SOMERSET, Pa. — Drivers on the Pennsylvania Turnpike couldn’t help but notice when six massive windmills popped up on a ridge in Somerset. Each of the six 1.5 megawatt turbines was contracted by Exelon to provide 20 years of clean, green electricity when they were first made operational on Oct. 24, 2001.
Construction on the Somerset Wind Power Project started in June of 2001. The ridgeline’s elevation for the site ranged from 2,400 to 2,600 feet above sea level. It was not the first wind farm in Somerset -- that was the Green Mountain Wind Energy Center -- but the location just a half-mile from the turnpike made the Somerset project highly visible to travelers. Each turbine is 213 feet tall.
The yearly output of 25,000 megawatt-hours generated by the GE turbines at the Somerset Wind Farm was estimated to be enough to supply about 3,400 homes annually.
A similar but slightly larger wind farm with 10 turbines was built in parallel at Mill Run in Fayette County. The Mill Run Wind Power Project generated an additional 15 megawatts, bringing the combined output of both sites to 24 megawatts.
On the day of the Somerset Wind Farm’s dedication, the University of Pennsylvania, Penn State University, Philadelphia Suburban Water, Carnegie Mellon University and Giant Eagle Inc. all announced their commitment to purchase 75% of the combined 24-megawatts that both wind farms produced. It was the largest U.S. retail purchase of wind energy at that time.

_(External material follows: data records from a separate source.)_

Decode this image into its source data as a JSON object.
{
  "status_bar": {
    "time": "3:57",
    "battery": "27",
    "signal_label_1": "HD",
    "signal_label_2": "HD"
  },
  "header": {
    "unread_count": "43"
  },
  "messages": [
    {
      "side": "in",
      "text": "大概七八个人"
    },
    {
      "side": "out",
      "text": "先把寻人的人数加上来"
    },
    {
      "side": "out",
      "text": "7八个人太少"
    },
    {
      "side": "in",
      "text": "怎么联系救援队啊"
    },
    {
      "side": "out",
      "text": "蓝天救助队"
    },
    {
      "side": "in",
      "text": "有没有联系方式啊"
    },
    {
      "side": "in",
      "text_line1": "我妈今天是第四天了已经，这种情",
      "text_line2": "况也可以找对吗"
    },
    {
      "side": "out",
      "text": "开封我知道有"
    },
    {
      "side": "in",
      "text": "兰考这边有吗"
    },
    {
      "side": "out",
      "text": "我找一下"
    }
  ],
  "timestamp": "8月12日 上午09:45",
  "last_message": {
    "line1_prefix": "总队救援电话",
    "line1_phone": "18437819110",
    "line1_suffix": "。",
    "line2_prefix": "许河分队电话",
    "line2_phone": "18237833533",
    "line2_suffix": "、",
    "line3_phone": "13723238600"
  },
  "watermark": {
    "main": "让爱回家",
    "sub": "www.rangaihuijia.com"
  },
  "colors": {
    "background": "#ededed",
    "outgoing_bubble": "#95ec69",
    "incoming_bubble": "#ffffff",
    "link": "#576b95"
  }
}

The dedication was a featured part of Gov. Mark Schweiker’s proclaimed “Wind Energy Week.”
Wind energy ramped up aggressively in the early 2000s, helped in part by the Alternative Energy Portfolio Standards Act passed by the state legislature in 2004. It required power companies to produce an increasing amount of energy from renewable sources, like solar, wind and biofuels, with a target of 18% by 2021.
An unforeseen side effect of the requirements was that solar technology became significantly cheaper than the turbines first erected in the early 2000s. The wind power industry boom instead mostly moved to Great Plains states and coastal areas, where policies and conditions were more favorable.
As a result, operators of Pennsylvania’s first wind farm, the Green Mountain Wind Energy Center, couldn’t justify the operating costs of the older turbines. In 2016, they were dismantled and replaced with battery storage.
Other sites were improved with new turbines and additional projects were approved that pushed the total count of turbines in Somerset County to nearly 200, including 68 at the Twin Ridges Wind Farm alone, which opened in 2013.
The future of wind power in Pennsylvania has continued to struggle in the face of cheaper solar panel prices and public opposition to large wind farms. Some of the best potential locations have also been excluded by the Pennsylvania Game Commission, which issued a moratorium on wind development on game lands in 2018, despite the presence of more than 2,000 active oil and gas wells on state game lands.
Despite these headwinds, as of mid-2020 the state has 26 utility scale wind farms.
Cox Media Group